Aim of the task:
Copy all of the data below exactly as it is given.

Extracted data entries
=== Section Start ===

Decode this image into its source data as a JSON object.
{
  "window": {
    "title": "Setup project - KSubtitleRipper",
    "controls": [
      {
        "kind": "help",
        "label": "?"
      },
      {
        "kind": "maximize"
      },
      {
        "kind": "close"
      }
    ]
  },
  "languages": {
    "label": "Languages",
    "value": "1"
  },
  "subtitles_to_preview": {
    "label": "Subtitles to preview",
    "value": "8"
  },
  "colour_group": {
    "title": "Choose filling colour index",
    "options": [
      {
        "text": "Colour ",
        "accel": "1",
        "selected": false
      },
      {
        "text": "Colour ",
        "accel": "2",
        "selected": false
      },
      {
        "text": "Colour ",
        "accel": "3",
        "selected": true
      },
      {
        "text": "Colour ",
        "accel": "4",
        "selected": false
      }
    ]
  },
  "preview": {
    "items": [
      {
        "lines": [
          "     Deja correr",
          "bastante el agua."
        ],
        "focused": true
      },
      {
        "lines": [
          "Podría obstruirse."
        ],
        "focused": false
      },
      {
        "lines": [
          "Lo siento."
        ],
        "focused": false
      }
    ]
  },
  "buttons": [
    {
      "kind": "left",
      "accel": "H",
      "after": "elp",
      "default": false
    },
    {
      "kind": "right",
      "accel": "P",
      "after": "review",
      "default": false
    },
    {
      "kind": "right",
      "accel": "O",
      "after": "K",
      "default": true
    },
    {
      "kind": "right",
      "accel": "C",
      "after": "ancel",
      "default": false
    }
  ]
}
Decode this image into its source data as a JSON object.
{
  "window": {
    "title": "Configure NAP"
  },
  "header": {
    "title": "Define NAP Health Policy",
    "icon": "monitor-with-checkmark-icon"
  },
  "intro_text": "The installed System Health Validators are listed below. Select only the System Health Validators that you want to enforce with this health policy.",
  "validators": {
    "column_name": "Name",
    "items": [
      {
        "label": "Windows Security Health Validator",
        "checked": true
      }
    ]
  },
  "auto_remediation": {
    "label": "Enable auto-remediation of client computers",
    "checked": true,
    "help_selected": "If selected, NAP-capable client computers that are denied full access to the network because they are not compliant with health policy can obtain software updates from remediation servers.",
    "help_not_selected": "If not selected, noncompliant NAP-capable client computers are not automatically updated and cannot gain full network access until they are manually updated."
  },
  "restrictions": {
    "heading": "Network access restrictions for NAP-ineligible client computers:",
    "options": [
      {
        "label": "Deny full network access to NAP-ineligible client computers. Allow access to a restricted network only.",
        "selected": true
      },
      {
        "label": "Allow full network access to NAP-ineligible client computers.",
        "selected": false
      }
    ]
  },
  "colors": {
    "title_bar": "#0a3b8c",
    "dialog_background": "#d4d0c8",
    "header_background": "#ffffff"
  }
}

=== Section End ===

Your response:
Decode this image into its source data as a JSON object.
{
  "window": {
    "title": "Setup project - KSubtitleRipper",
    "controls": [
      {
        "kind": "help",
        "label": "?"
      },
      {
        "kind": "maximize"
      },
      {
        "kind": "close"
      }
    ]
  },
  "languages": {
    "label": "Languages",
    "value": "1"
  },
  "subtitles_to_preview": {
    "label": "Subtitles to preview",
    "value": "8"
  },
  "colour_group": {
    "title": "Choose filling colour index",
    "options": [
      {
        "text": "Colour ",
        "accel": "1",
        "selected": false
      },
      {
        "text": "Colour ",
        "accel": "2",
        "selected": false
      },
      {
        "text": "Colour ",
        "accel": "3",
        "selected": true
      },
      {
        "text": "Colour ",
        "accel": "4",
        "selected": false
      }
    ]
  },
  "preview": {
    "items": [
      {
        "lines": [
          "     Deja correr",
          "bastante el agua."
        ],
        "focused": true
      },
      {
        "lines": [
          "Podría obstruirse."
        ],
        "focused": false
      },
      {
        "lines": [
          "Lo siento."
        ],
        "focused": false
      }
    ]
  },
  "buttons": [
    {
      "kind": "left",
      "accel": "H",
      "after": "elp",
      "default": false
    },
    {
      "kind": "right",
      "accel": "P",
      "after": "review",
      "default": false
    },
    {
      "kind": "right",
      "accel": "O",
      "after": "K",
      "default": true
    },
    {
      "kind": "right",
      "accel": "C",
      "after": "ancel",
      "default": false
    }
  ]
}
Decode this image into its source data as a JSON object.
{
  "window": {
    "title": "Configure NAP"
  },
  "header": {
    "title": "Define NAP Health Policy",
    "icon": "monitor-with-checkmark-icon"
  },
  "intro_text": "The installed System Health Validators are listed below. Select only the System Health Validators that you want to enforce with this health policy.",
  "validators": {
    "column_name": "Name",
    "items": [
      {
        "label": "Windows Security Health Validator",
        "checked": true
      }
    ]
  },
  "auto_remediation": {
    "label": "Enable auto-remediation of client computers",
    "checked": true,
    "help_selected": "If selected, NAP-capable client computers that are denied full access to the network because they are not compliant with health policy can obtain software updates from remediation servers.",
    "help_not_selected": "If not selected, noncompliant NAP-capable client computers are not automatically updated and cannot gain full network access until they are manually updated."
  },
  "restrictions": {
    "heading": "Network access restrictions for NAP-ineligible client computers:",
    "options": [
      {
        "label": "Deny full network access to NAP-ineligible client computers. Allow access to a restricted network only.",
        "selected": true
      },
      {
        "label": "Allow full network access to NAP-ineligible client computers.",
        "selected": false
      }
    ]
  },
  "colors": {
    "title_bar": "#0a3b8c",
    "dialog_background": "#d4d0c8",
    "header_background": "#ffffff"
  }
}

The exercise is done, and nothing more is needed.